Clinical characteristics included smoking habits (current smoker, former smoker, and never smoker) and body mass index (BMI) (continuous and categorical coded according to the World Health Organization as: underweight [< 18.5 kg/m2], normal weight [18.5 to < 25.0 kg/m2], overweight [25.0 to < 30.0 kg/m2], obese [≥ 30.0 kg/m2], or missing).
Healthcare resource utilization for the five follow-up years following index date was calculated as the mean of the total number per year of general practitioner visits, specialist visits (e.g., rheumatologist or orthopedist), hospital admissions, use of imaging services (x-ray, MRI, ultrasound, and CT), or allopurinol (ATC M04AA01) purchase similar to others’ methods [3, 19, 44]. Mean total number of tests and test values for sUA levels (last test value prior to index date) ≤ 6 or > 6 mg/dL were reported.
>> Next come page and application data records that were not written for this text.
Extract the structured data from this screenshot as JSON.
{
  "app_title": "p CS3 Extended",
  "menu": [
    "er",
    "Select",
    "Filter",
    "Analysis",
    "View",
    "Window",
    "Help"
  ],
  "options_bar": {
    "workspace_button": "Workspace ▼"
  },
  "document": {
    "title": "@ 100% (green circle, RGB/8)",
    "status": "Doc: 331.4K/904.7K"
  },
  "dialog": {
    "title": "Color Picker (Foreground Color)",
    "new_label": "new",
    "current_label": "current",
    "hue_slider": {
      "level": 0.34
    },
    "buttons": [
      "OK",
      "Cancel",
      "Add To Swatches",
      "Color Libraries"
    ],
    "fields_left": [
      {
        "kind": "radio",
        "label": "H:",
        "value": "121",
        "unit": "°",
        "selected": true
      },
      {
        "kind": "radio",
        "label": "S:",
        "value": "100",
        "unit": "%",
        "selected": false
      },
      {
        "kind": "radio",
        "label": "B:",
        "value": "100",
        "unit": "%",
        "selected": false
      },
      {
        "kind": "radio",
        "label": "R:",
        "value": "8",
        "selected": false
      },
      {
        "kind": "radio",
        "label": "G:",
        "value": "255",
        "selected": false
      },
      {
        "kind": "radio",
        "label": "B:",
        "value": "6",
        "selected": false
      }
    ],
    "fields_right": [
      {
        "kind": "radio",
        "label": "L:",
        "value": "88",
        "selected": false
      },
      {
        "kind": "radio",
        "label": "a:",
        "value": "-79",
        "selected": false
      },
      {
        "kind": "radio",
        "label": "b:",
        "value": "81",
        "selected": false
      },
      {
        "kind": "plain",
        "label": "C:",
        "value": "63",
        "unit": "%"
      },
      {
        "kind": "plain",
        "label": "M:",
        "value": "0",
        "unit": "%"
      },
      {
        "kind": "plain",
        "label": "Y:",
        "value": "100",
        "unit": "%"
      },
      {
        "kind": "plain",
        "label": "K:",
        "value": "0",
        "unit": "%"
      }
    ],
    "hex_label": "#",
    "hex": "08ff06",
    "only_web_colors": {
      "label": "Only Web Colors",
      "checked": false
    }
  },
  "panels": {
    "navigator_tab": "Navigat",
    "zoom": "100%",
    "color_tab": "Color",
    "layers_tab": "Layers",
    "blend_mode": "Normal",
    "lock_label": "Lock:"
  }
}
Survival was examined using date of death.
Age-adjusted incidence was calculated using the 2009 Clalit population distribution and direct standardization according to the Israeli population in 2009 (Central Bureau of Satistics, 2010) was used to calculate age-standardized incidence of gout . Standardized rates and their 95% confidence intervals (CI) were used to assess age-standardized rate ratios by sex. Descriptive analyses were performed to characterize the patient population’s demographic, medical history, and clinical characteristics of patients at index date.
Generalized estimating equations for repeated measures were used to assess change in healthcare utilization over the 5-year follow-up period for gout patients with and without pre-existing CKD at index date and stratified by age groups < 55 and 55+ years. Model distributions differed depending on outcome variable (general practitioners visits, allopurinol purchase = normal; specialist visits, hospitalizations, and sUA testing = negative binomial; imaging [data were restructured to binomial data, i.e., yes/no annual testing, to account for correlated data due to multiple testing for a single event] = binomial) with a first order autoregressive (AR (1)) correlation structure. The AR (1) order is used since the model is fitting longitudinal repeated measures of correlated data and similar estimates were observed when using the unstructured correlation structure. Annual unit change and 95% CI were presented and when appropriate, data were transformed from the logarithmic scale. Data prior to index date was indexed as year 0 and all subsequent years as years 1 through 5. All models were adjusted for age, sex, smoking status (current vs non-current), SES (low vs other), and CCI. During the 5-year follow-up 1673 (20.2%) healthy gout patients developed CKD. Change in patient kidney disease status from index date was not adjusted for in models since the goal of the analysis was to examine utilization based on characteristics at index date.
Time-to-death was examined using Kaplan Meier survival curves and the log rank test were used to test equality of survival distributions between the subgroups with and without CKD and stratified by ages < 55 and 55+ years. Patients were right-censored according to the month they left the health plan. Cox proportional hazard models were used to assess the risk of death in patients with and without CKD at index date and stratified by age group < 55 and 55+ years accounting for age, sex, SES, CCI, smoking status, BMI, sUA control, and gout medication use. Proportional hazard assumptions were used examining the effect of age within each age group. Hazard ratios (HR) and 95% CI were reported.
Analyses were conducted using SPSS version 23.